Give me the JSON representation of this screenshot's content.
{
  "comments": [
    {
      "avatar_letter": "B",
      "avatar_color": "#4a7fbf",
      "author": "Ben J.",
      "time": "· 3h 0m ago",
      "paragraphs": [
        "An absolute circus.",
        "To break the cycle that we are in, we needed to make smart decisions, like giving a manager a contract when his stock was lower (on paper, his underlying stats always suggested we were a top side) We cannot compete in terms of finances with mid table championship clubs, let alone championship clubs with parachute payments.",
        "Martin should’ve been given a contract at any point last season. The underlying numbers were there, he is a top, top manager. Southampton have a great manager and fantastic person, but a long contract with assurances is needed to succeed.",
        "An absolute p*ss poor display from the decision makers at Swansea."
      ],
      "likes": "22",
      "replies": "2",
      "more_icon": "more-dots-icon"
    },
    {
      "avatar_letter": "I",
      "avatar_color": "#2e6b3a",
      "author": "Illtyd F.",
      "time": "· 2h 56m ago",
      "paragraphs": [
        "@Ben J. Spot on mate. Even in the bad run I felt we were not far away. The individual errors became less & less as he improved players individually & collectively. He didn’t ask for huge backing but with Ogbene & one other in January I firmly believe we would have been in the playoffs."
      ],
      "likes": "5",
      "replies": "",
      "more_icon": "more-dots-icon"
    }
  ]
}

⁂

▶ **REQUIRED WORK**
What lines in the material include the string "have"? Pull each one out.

▶ **SOLUTION FOR THIS EXERCISE**
        "Martin should’ve been given a contract at any point last season. The underlying numbers were there, he is a top, top manager. Southampton have a great manager and fantastic person, but a long contract with assurances is needed to succeed.",
        "@Ben J. Spot on mate. Even in the bad run I felt we were not far away. The individual errors became less & less as he improved players individually & collectively. He didn’t ask for huge backing but with Ogbene & one other in January I firmly believe we would have been in the playoffs."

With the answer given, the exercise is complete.